Apart from cracks, other leak sources, like faulty plumbing or poorly sealed windows, can introduce unwanted moisture into the basement environment. This added moisture not only raises humidity levels but also contributes directly to increased condensation, especially on colder surfaces.
While basement condensation is a concern in itself, the presence of cracks and leaks can compound the problem multifold. Regular vigilance, timely identification, and addressing these vulnerabilities head-on can go a long way in ensuring a dry, healthy, and comfortable basement space.
Act Now for a Drier Tomorrow
A basement, while often overlooked, holds the foundation of your home’s structural integrity and well-being.
While condensation can occur in most homes, it doesn’t necessarily indicate a problem if it’s occasional and minor. However, persistent or excessive condensation can lead to issues like mold growth, rot, and damage to building materials. If you’re concerned about condensation in your home, it’s essential to address it by following the steps mentioned earlier, such as improving ventilation, controlling humidity, and insulating surfaces prone to condensation.
While DIY measures can offer temporary relief, it’s the expertise of professionals that provides better solutions. Leveraging professional services, like those offered by Crackmasters Basement Waterproofing Systems, can provide a comprehensive approach—from diagnosis to solution. Our specialists understand the intricacies of basement environments and can tailor solutions to your unique situation.

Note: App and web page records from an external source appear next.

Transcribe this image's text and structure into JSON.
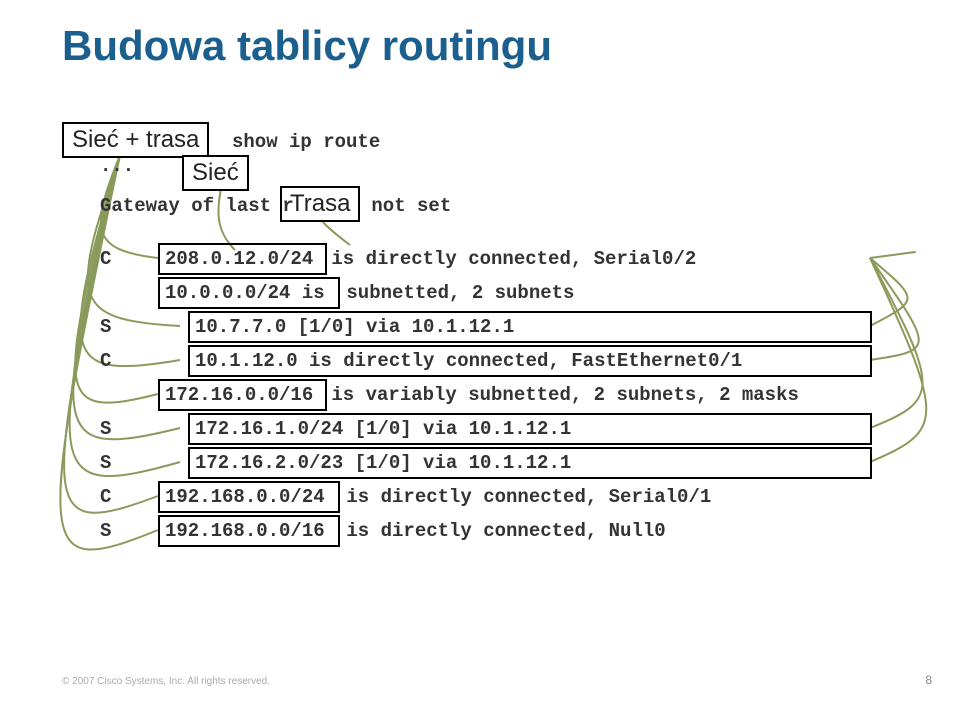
{
  "title": "Budowa tablicy routingu",
  "labels": {
    "siec_trasa": "Sieć + trasa",
    "siec": "Sieć",
    "trasa": "Trasa"
  },
  "cli": {
    "cmd_frag": "show ip route",
    "dots": "...",
    "gateway_pre": "Gateway of last r",
    "gateway_post": " not set",
    "lines": {
      "l1_code": "C",
      "l1_net": "208.0.12.0/24",
      "l1_rest": " is directly connected, Serial0/2",
      "l2_net": "10.0.0.0/24 is",
      "l2_rest": " subnetted, 2 subnets",
      "l3_code": "S",
      "l3_route": "10.7.7.0 [1/0] via 10.1.12.1",
      "l4_code": "C",
      "l4_route": "10.1.12.0 is directly connected, FastEthernet0/1",
      "l5_net": "172.16.0.0/16",
      "l5_rest": " is variably subnetted, 2 subnets, 2 masks",
      "l6_code": "S",
      "l6_route": "172.16.1.0/24 [1/0] via 10.1.12.1",
      "l7_code": "S",
      "l7_route": "172.16.2.0/23 [1/0] via 10.1.12.1",
      "l8_code": "C",
      "l8_net": "192.168.0.0/24",
      "l8_rest": " is directly connected, Serial0/1",
      "l9_code": "S",
      "l9_net": "192.168.0.0/16",
      "l9_rest": " is directly connected, Null0"
    }
  },
  "footer": "© 2007 Cisco Systems, Inc. All rights reserved.",
  "page": "8"
}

Trust the professionals and ensure your home gets the best defense against moisture. Schedule your assessment today!